Catholic bishops fought hard against the legalization of gay marriage in Ireland. But at least some Catholic priests — in a sign of the Church’s decreasing authority there — have defied their leaders and voted with the majority for legalization.
“A lot of practicing Catholics are voting yes, and it’s no different in the clergy,” the Rev. Tim Hazelwood, 56, a parish priest in County Cork, told The Washington Post this week. He was also quoted in The New York Times, the Irish Times, and other news outlets.
At last weekend’s Masses, Hazelwood told parishioners from the pulpit that he would defy the bishops on the vote. “We didn’t get much leadership from our leaders. I was hearing cold and clinical arguments against gay marriage, and what they said didn’t represent my view of Gospel values at all,” Hazelwood, a psychotherapist who counsels gay parishioners, told the Post.
He said he knows of at least four fellow priests who voted for legalization and estimated that one in 10 priests voted for it nationwide. “They would share my view that Ireland and the Church have caused gay people a lot of unnecessary hurt and pain, and it’s time for that to stop,” he said.
The Church had argued in Ireland, as it has here, that gay marriage would undermine traditional marriage as a pillar of society.
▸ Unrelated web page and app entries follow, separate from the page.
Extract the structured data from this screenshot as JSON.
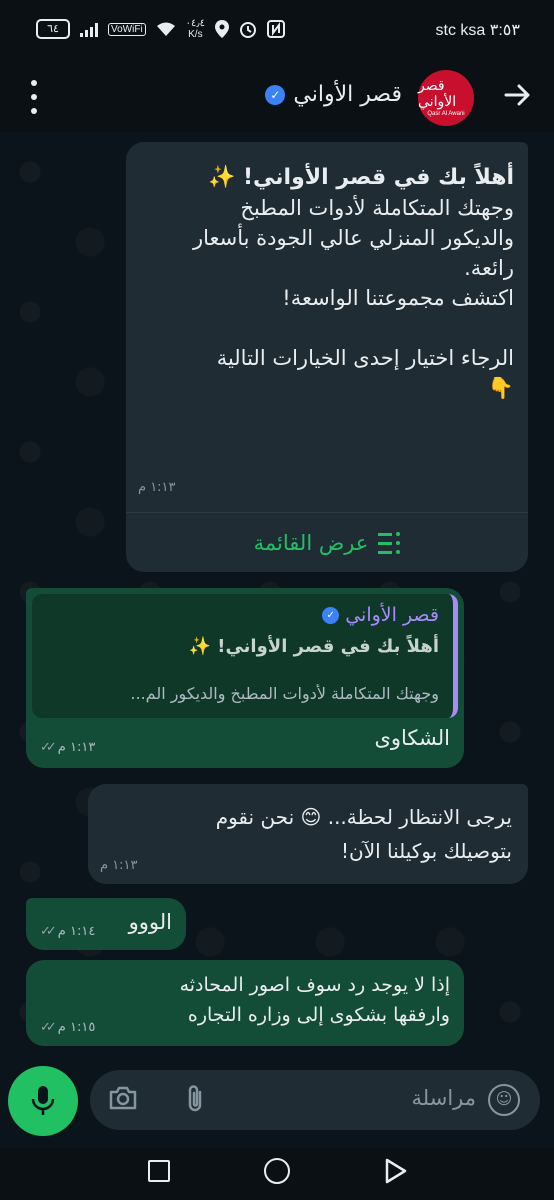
{
  "statusbar": {
    "carrier": "٣:٥٣ stc ksa",
    "battery": "٦٤",
    "vowifi": "VoWiFi",
    "speed_value": "٠٤٫٤",
    "speed_unit": "K/s"
  },
  "header": {
    "contact_name": "قصر الأواني",
    "logo_arabic": "قصر الأواني",
    "logo_latin": "Qasr Al Awani"
  },
  "messages": [
    {
      "direction": "in",
      "title": "أهلاً بك في قصر الأواني! ✨",
      "body": "وجهتك المتكاملة لأدوات المطبخ\nوالديكور المنزلي عالي الجودة بأسعار\nرائعة.\nاكتشف مجموعتنا الواسعة!\n\nالرجاء اختيار إحدى الخيارات التالية\n👇",
      "time": "١:١٣ م",
      "list_button": "عرض القائمة"
    },
    {
      "direction": "out",
      "quote_name": "قصر الأواني",
      "quote_title": "أهلاً بك في قصر الأواني! ✨",
      "quote_body": "وجهتك المتكاملة لأدوات المطبخ والديكور الم...",
      "text": "الشكاوى",
      "time": "١:١٣ م"
    },
    {
      "direction": "in",
      "text": "يرجى الانتظار لحظة... 😊 نحن نقوم\nبتوصيلك بوكيلنا الآن!",
      "time": "١:١٣ م"
    },
    {
      "direction": "out",
      "text": "الووو",
      "time": "١:١٤ م"
    },
    {
      "direction": "out",
      "text": "إذا لا يوجد رد سوف اصور المحادثه\nوارفقها بشكوى إلى وزاره التجاره",
      "time": "١:١٥ م"
    }
  ],
  "input": {
    "placeholder": "مراسلة"
  },
  "colors": {
    "accent": "#21c063",
    "outgoing_bubble": "#144d37",
    "incoming_bubble": "#1f2c33",
    "verified": "#3b82f6",
    "quote_accent": "#a78bfa"
  },
  "icons": [
    "back-arrow-icon",
    "verified-icon",
    "more-vert-icon",
    "list-icon",
    "double-check-icon",
    "emoji-icon",
    "attach-icon",
    "camera-icon",
    "mic-icon"
  ]
}
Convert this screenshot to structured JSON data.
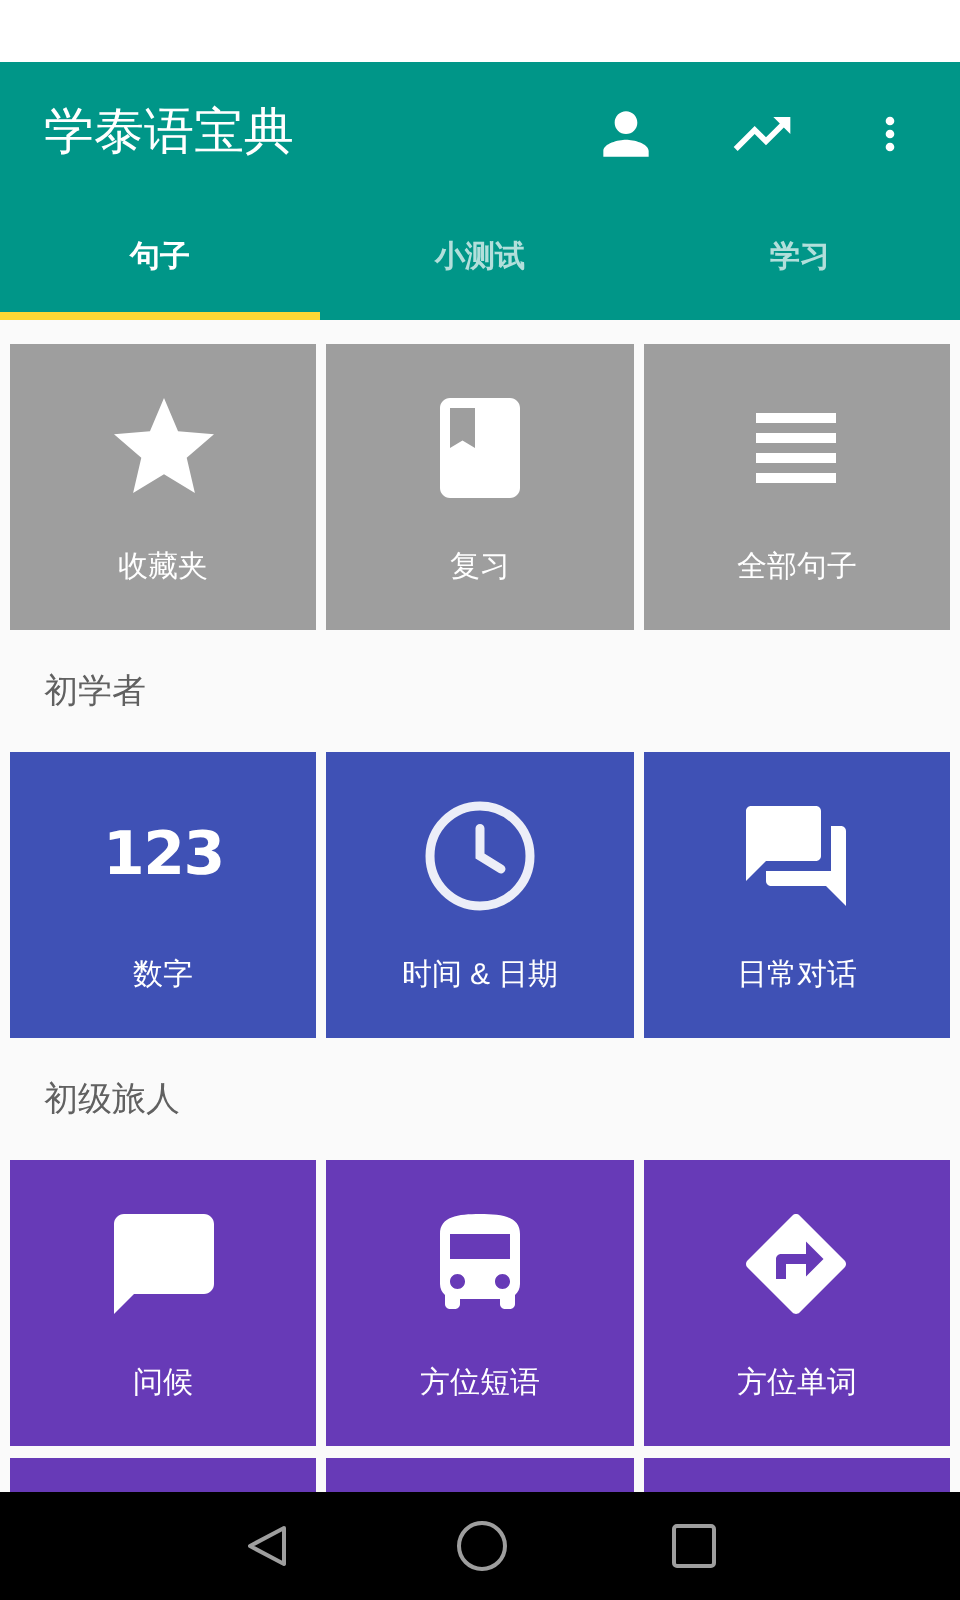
{
  "app_bar": {
    "title": "学泰语宝典",
    "actions": [
      {
        "kind": "person"
      },
      {
        "kind": "trending"
      },
      {
        "kind": "more"
      }
    ]
  },
  "tabs": [
    {
      "label": "句子",
      "selected": true
    },
    {
      "label": "小测试",
      "selected": false
    },
    {
      "label": "学习",
      "selected": false
    }
  ],
  "sections": [
    {
      "color": "#9e9e9e",
      "tiles": [
        {
          "kind": "star",
          "label": "收藏夹"
        },
        {
          "kind": "book",
          "label": "复习"
        },
        {
          "kind": "lines",
          "label": "全部句子"
        }
      ]
    },
    {
      "title": "初学者",
      "color": "#3f51b5",
      "tiles": [
        {
          "kind": "digits",
          "icon_text": "123",
          "label": "数字"
        },
        {
          "kind": "clock",
          "label": "时间 & 日期"
        },
        {
          "kind": "forum",
          "label": "日常对话"
        }
      ]
    },
    {
      "title": "初级旅人",
      "color": "#673ab7",
      "tiles": [
        {
          "kind": "bubble",
          "label": "问候"
        },
        {
          "kind": "bus",
          "label": "方位短语"
        },
        {
          "kind": "directions",
          "label": "方位单词"
        },
        {
          "kind": "blank"
        },
        {
          "kind": "blank"
        },
        {
          "kind": "blank"
        }
      ]
    }
  ],
  "nav_bar": [
    {
      "kind": "back"
    },
    {
      "kind": "home"
    },
    {
      "kind": "recents"
    }
  ]
}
Its arguments clearly did not move a majority of voters in this predominantly Catholic country. Church influence has waned dramatically, however, since news of its systemic cover-up of clergy sexual abuse of children became well documented in recent years.